Supporting more young people into work

We are delighted to welcome 46 young trainees who started their Fast Track bricklaying training in March. These 11 women and 35 men will spend 10 weeks at our new training centre, our Centre for Excellence, in Lusaka.

Until 2017, our training was delivered exclusively through our community building projects. Although very effective, it limited the number of trainees we can support to between 50 – 80 each year.

Our community projects remain at the heart of what we do, but we also want to increase the number of young, unemployed people we can train. A Build It graduate could increase their earnings by up to £18,000 over 20 years if they do well. In 2014 average earnings in Zambia were £1,040 p.a, although the majority of the population earned considerably less.

By 2021 we aim to train 500% more young builders; that’s 460 young people per year, five times the number we trained in 2016.

To help us achieve this, we are building our Centre for Excellence and we have developed a “Fast Track” approach that we piloted in 2017. This involves:

  • Trainees completing our Life Skills training module at our Centre for Excellence
  • 10 weeks of technical training is delivered at the centre with plenty of practise time
  • Trainees undertake paid work placement with a local building firm rather than on one of our community builds

With a large number of local construction companies desperately in need of skilled workers and our young trainees keen to find employment, there is huge potential to maximise this pathway. This is akin to ‘apprenticeships’ in the UK which don’t exist in Zambia.

In 2017 we trained 68 Fast Track bricklaying trainees, 20 Fast Track painting trainees and 20 Fast Track roof carpentry trainees. Over 75% of Fast Track bricklaying trainees completed their minimum three month placement working for 13 different companies.

We are encouraged by this and indications that many of these employers will take on further trainees in 2018. We continue to evaluate our work around trainee placements, in particular looking at:

  • Identifying employers who support young people and skills development, and are not just interested in ‘cheap’ labour
  • The timing of placements, with fewer work opportunities in December – March due to the rainy season
  • Difficulties placing our female trainees; we continue to engage relevant stakeholders to build confidence in and support for female trainees in the construction industry

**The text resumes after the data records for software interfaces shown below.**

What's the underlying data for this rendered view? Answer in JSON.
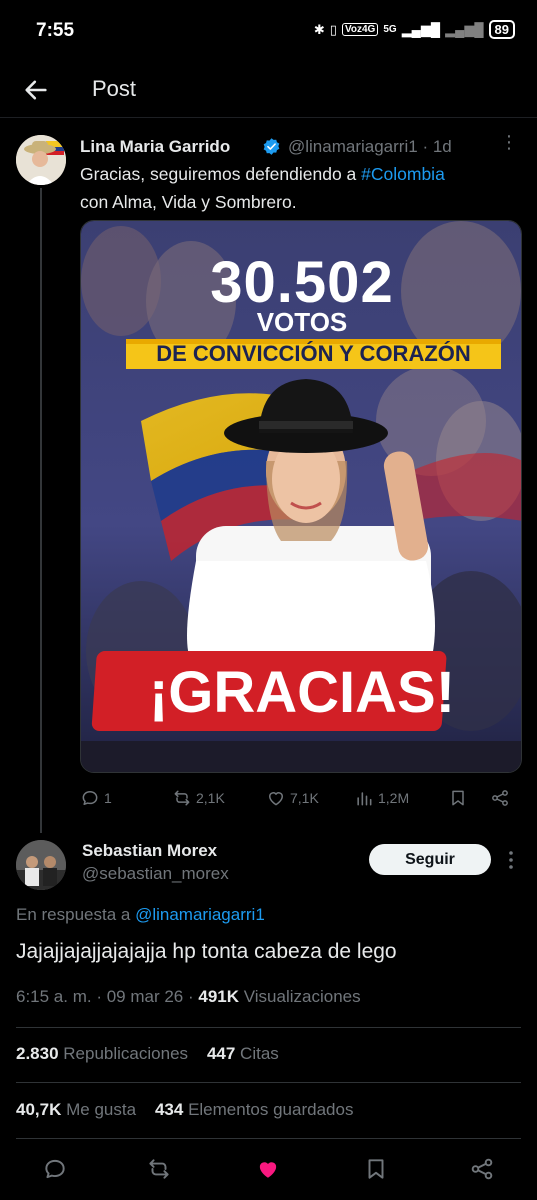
{
  "status_bar": {
    "time": "7:55",
    "network_label": "Voz4G",
    "network_type": "5G",
    "battery": "89"
  },
  "header": {
    "title": "Post"
  },
  "parent_tweet": {
    "author_name": "Lina Maria Garrido",
    "author_handle": "@linamariagarri1",
    "age": "· 1d",
    "text_before": "Gracias, seguiremos defendiendo a ",
    "hashtag": "#Colombia",
    "text_after": "con Alma, Vida y Sombrero.",
    "media": {
      "headline_number": "30.502",
      "headline_votes": "VOTOS",
      "banner": "DE CONVICCIÓN Y CORAZÓN",
      "footer": "¡GRACIAS!"
    },
    "actions": {
      "replies": "1",
      "reposts": "2,1K",
      "likes": "7,1K",
      "views": "1,2M"
    }
  },
  "reply_tweet": {
    "author_name": "Sebastian Morex",
    "author_handle": "@sebastian_morex",
    "follow_label": "Seguir",
    "reply_prefix": "En respuesta a ",
    "reply_to": "@linamariagarri1",
    "text": "Jajajjajajjajajajja hp tonta cabeza de lego",
    "time": "6:15 a. m.",
    "date": "09 mar 26",
    "views_count": "491K",
    "views_label": "Visualizaciones",
    "reposts_count": "2.830",
    "reposts_label": "Republicaciones",
    "quotes_count": "447",
    "quotes_label": "Citas",
    "likes_count": "40,7K",
    "likes_label": "Me gusta",
    "bookmarks_count": "434",
    "bookmarks_label": "Elementos guardados"
  },
  "colors": {
    "accent": "#1d9bf0",
    "like_active": "#f91880",
    "muted": "#71767b"
  },
  "bottom_bar": {
    "icons": [
      "reply-icon",
      "repost-icon",
      "like-icon-active",
      "bookmark-icon",
      "share-icon"
    ]
  }
}
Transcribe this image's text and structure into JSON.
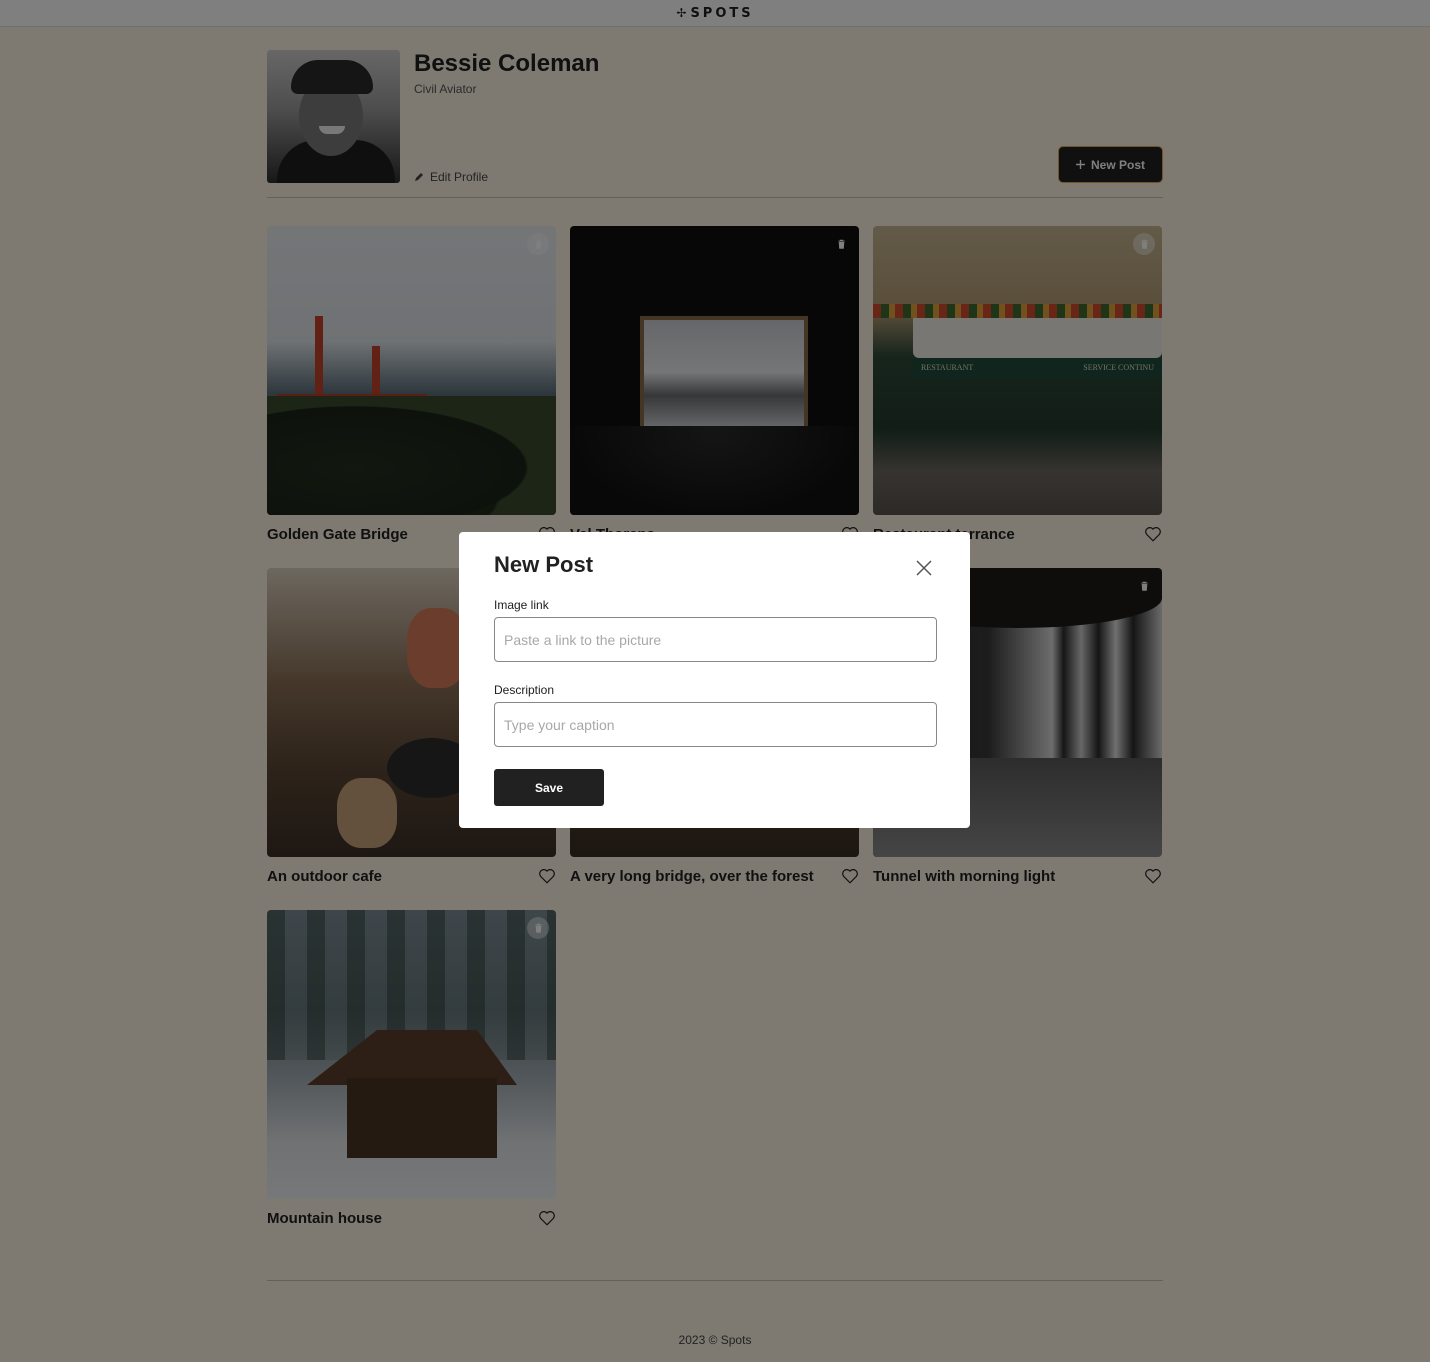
{
  "header": {
    "logo_text": "SPOTS",
    "logo_mark": "✢"
  },
  "profile": {
    "name": "Bessie Coleman",
    "description": "Civil Aviator",
    "edit_label": "Edit Profile",
    "new_post_label": "New Post"
  },
  "cards": [
    {
      "title": "Golden Gate Bridge"
    },
    {
      "title": "Val Thorens"
    },
    {
      "title": "Restaurant terrance"
    },
    {
      "title": "An outdoor cafe"
    },
    {
      "title": "A very long bridge, over the forest"
    },
    {
      "title": "Tunnel with morning light"
    },
    {
      "title": "Mountain house"
    }
  ],
  "modal": {
    "title": "New Post",
    "image_link_label": "Image link",
    "image_link_placeholder": "Paste a link to the picture",
    "description_label": "Description",
    "description_placeholder": "Type your caption",
    "save_label": "Save"
  },
  "footer": {
    "text": "2023 © Spots"
  },
  "colors": {
    "page_bg": "#fcf5e5",
    "button_dark": "#212121",
    "overlay": "rgba(0,0,0,0.5)"
  }
}
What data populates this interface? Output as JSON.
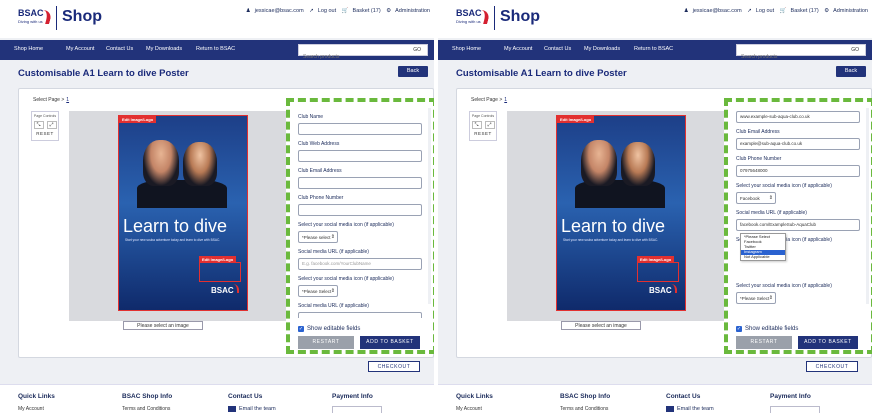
{
  "header": {
    "logo_text": "BSAC",
    "logo_sub": "Diving with us",
    "shop_title": "Shop",
    "user_email": "jessicae@bsac.com",
    "logout": "Log out",
    "basket": "Basket (17)",
    "admin": "Administration"
  },
  "nav": {
    "items": [
      "Shop Home",
      "My Account",
      "Contact Us",
      "My Downloads",
      "Return to BSAC"
    ],
    "search_placeholder": "Search products",
    "search_go": "GO"
  },
  "page": {
    "title": "Customisable A1 Learn to dive Poster",
    "back": "Back",
    "select_page_label": "Select Page >",
    "select_page_value": "1",
    "page_controls_label": "Page Controls",
    "reset": "RESET",
    "select_image": "Please select an image",
    "checkout": "CHECKOUT"
  },
  "poster": {
    "edit_top": "Edit Image/Logo",
    "headline": "Learn to dive",
    "sub": "Start your new scuba adventure today and learn to dive with BSAC.",
    "edit_logo": "Edit Image/Logo",
    "brand": "BSAC"
  },
  "left_form": {
    "fields": [
      {
        "label": "Club Name",
        "value": ""
      },
      {
        "label": "Club Web Address",
        "value": ""
      },
      {
        "label": "Club Email Address",
        "value": ""
      },
      {
        "label": "Club Phone Number",
        "value": ""
      }
    ],
    "social_label": "Select your social media icon (if applicable)",
    "social_select": "*Please select",
    "social_url_label": "Social media URL (if applicable)",
    "social_url_placeholder": "E.g. facebook.com/YourClubName",
    "social_label_2": "Select your social media icon (if applicable)",
    "social_select_2": "*Please Select",
    "social_url_label_2": "Social media URL (if applicable)"
  },
  "right_form": {
    "field_top_value": "www.example-sub-aqua-club.co.uk",
    "email_label": "Club Email Address",
    "email_value": "example@sub-aqua-club.co.uk",
    "phone_label": "Club Phone Number",
    "phone_value": "07975648000",
    "social_label": "Select your social media icon (if applicable)",
    "social_select": "Facebook",
    "social_url_label": "Social media URL (if applicable)",
    "social_url_value": "facebook.com/ExampleSub-AquaClub",
    "social_label_2": "Select your social media icon (if applicable)",
    "social_label_3": "Select your social media icon (if applicable)",
    "social_select_3": "*Please Select",
    "dropdown": [
      "*Please Select",
      "Facebook",
      "Twitter",
      "Instagram",
      "Not Applicable"
    ]
  },
  "controls": {
    "show_editable": "Show editable fields",
    "restart": "RESTART",
    "add_to_basket": "ADD TO BASKET"
  },
  "footer": {
    "quick_links": "Quick Links",
    "my_account": "My Account",
    "shop_info": "BSAC Shop Info",
    "terms": "Terms and Conditions",
    "contact": "Contact Us",
    "email_team": "Email the team",
    "payment": "Payment Info"
  }
}
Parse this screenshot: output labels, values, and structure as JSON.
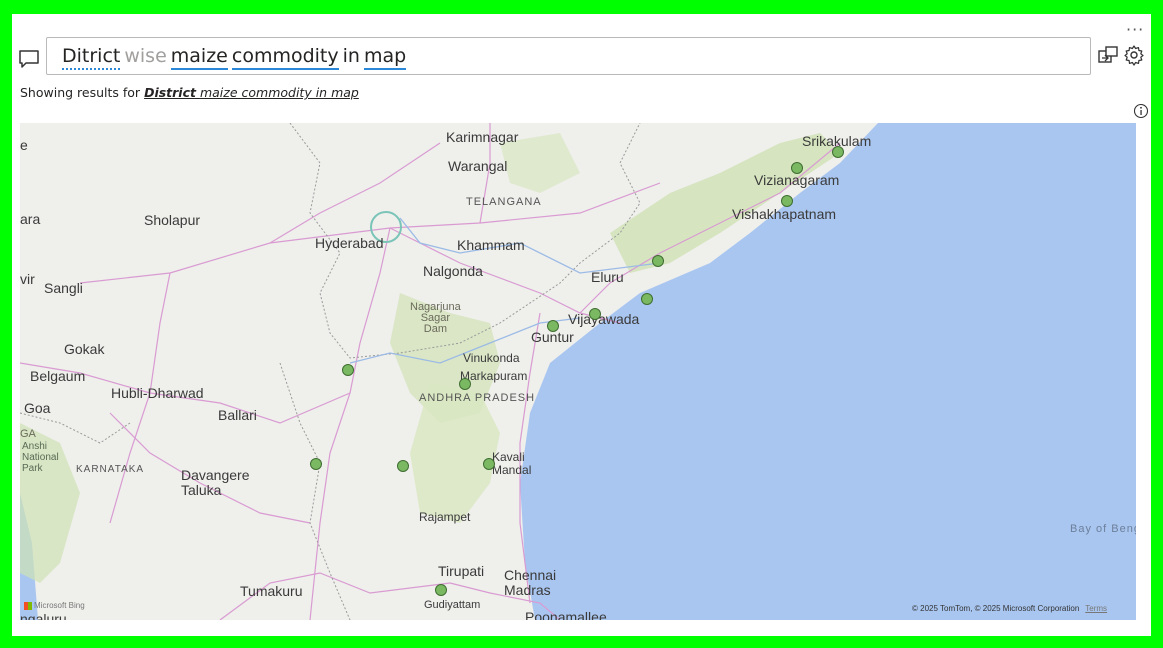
{
  "qa": {
    "tokens": [
      {
        "text": "Ditrict",
        "style": "dotted"
      },
      {
        "text": "wise",
        "style": "faint"
      },
      {
        "text": "maize",
        "style": "underline"
      },
      {
        "text": "commodity",
        "style": "underline"
      },
      {
        "text": "in",
        "style": "plain"
      },
      {
        "text": "map",
        "style": "underline"
      }
    ],
    "more_label": "···",
    "results_prefix": "Showing results for",
    "results_bold": "District",
    "results_rest": "maize commodity in map"
  },
  "icons": {
    "chat": "chat-icon",
    "turn_into_visual": "turn-into-visual-icon",
    "settings": "gear-icon",
    "info": "info-icon"
  },
  "map": {
    "labels": {
      "karimnagar": "Karimnagar",
      "warangal": "Warangal",
      "telangana": "TELANGANA",
      "srikakulam": "Srikakulam",
      "vizianagaram": "Vizianagaram",
      "vishakhapatnam": "Vishakhapatnam",
      "sholapur": "Sholapur",
      "hyderabad": "Hyderabad",
      "khammam": "Khammam",
      "nalgonda": "Nalgonda",
      "eluru": "Eluru",
      "sangli": "Sangli",
      "nagarjuna": "Nagarjuna\nSagar\nDam",
      "vijayawada": "Vijayawada",
      "guntur": "Guntur",
      "gokak": "Gokak",
      "vinukonda": "Vinukonda",
      "belgaum": "Belgaum",
      "markapuram": "Markapuram",
      "hubli": "Hubli-Dharwad",
      "andhra": "ANDHRA PRADESH",
      "goa": "Goa",
      "ballari": "Ballari",
      "anshi": "Anshi\nNational\nPark",
      "karnataka": "KARNATAKA",
      "kavali": "Kavali\nMandal",
      "davangere": "Davangere\nTaluka",
      "rajampet": "Rajampet",
      "bay": "Bay of Beng",
      "tirupati": "Tirupati",
      "chennai": "Chennai\nMadras",
      "tumakuru": "Tumakuru",
      "gudiyattam": "Gudiyattam",
      "poonamallee": "Poonamallee",
      "ara": "ara",
      "vir": "vir",
      "e": "e",
      "galuru": "ngaluru",
      "ga": "GA"
    },
    "copyright": "© 2025 TomTom, © 2025 Microsoft Corporation",
    "terms": "Terms",
    "bing": "Microsoft Bing",
    "colors": {
      "land": "#efefec",
      "water": "#a9c6f0",
      "point": "#7ab862",
      "road": "#d99bd2"
    }
  }
}
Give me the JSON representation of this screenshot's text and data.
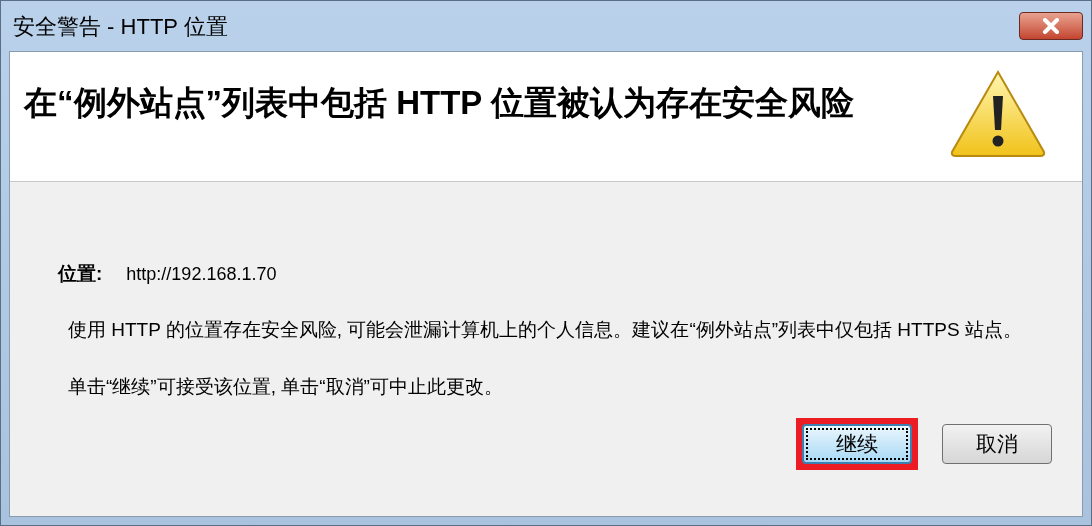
{
  "window": {
    "title": "安全警告 - HTTP 位置"
  },
  "header": {
    "message": "在“例外站点”列表中包括 HTTP 位置被认为存在安全风险"
  },
  "location": {
    "label": "位置:",
    "value": "http://192.168.1.70"
  },
  "paragraphs": [
    "使用 HTTP 的位置存在安全风险, 可能会泄漏计算机上的个人信息。建议在“例外站点”列表中仅包括 HTTPS 站点。",
    "单击“继续”可接受该位置, 单击“取消”可中止此更改。"
  ],
  "buttons": [
    {
      "label": "继续",
      "default": true,
      "highlighted": true
    },
    {
      "label": "取消",
      "default": false,
      "highlighted": false
    }
  ]
}
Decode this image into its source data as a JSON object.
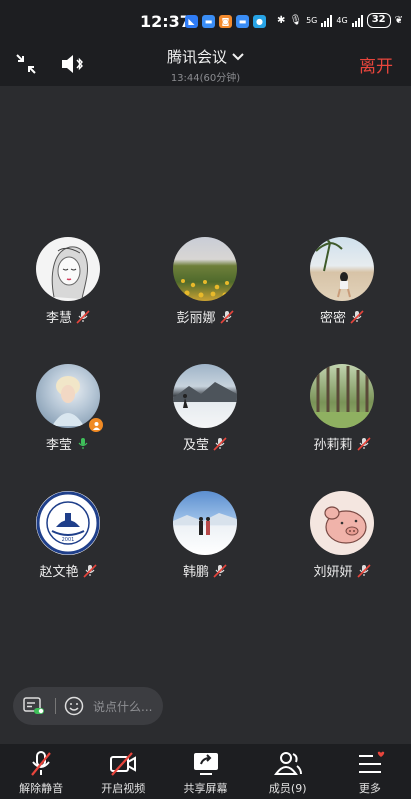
{
  "status_bar": {
    "time": "12:37",
    "signal1_label": "5G",
    "signal2_label": "4G",
    "battery": "32"
  },
  "header": {
    "title": "腾讯会议",
    "subtitle": "13:44(60分钟)",
    "leave_label": "离开"
  },
  "participants": [
    {
      "name": "李慧",
      "mic": "muted"
    },
    {
      "name": "彭丽娜",
      "mic": "muted"
    },
    {
      "name": "密密",
      "mic": "muted"
    },
    {
      "name": "李莹",
      "mic": "on",
      "host": true
    },
    {
      "name": "及莹",
      "mic": "muted"
    },
    {
      "name": "孙莉莉",
      "mic": "muted"
    },
    {
      "name": "赵文艳",
      "mic": "muted"
    },
    {
      "name": "韩鹏",
      "mic": "muted"
    },
    {
      "name": "刘妍妍",
      "mic": "muted"
    }
  ],
  "chat": {
    "placeholder": "说点什么..."
  },
  "toolbar": {
    "unmute_label": "解除静音",
    "video_label": "开启视频",
    "share_label": "共享屏幕",
    "members_label": "成员(9)",
    "more_label": "更多"
  },
  "colors": {
    "background": "#2b2c2f",
    "bar": "#1d1e21",
    "leave": "#e8453c",
    "muted": "#e8453c",
    "mic_on": "#3fbf5a",
    "host": "#f08a24"
  }
}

Placements not only provide real work experience and new contacts for trainees, but also help to foster positive relationships with local contractors as we look to make wider changes to the local construction sector. This includes encouraging more employers to invest in training and ensuring better health and safety conditions for employees.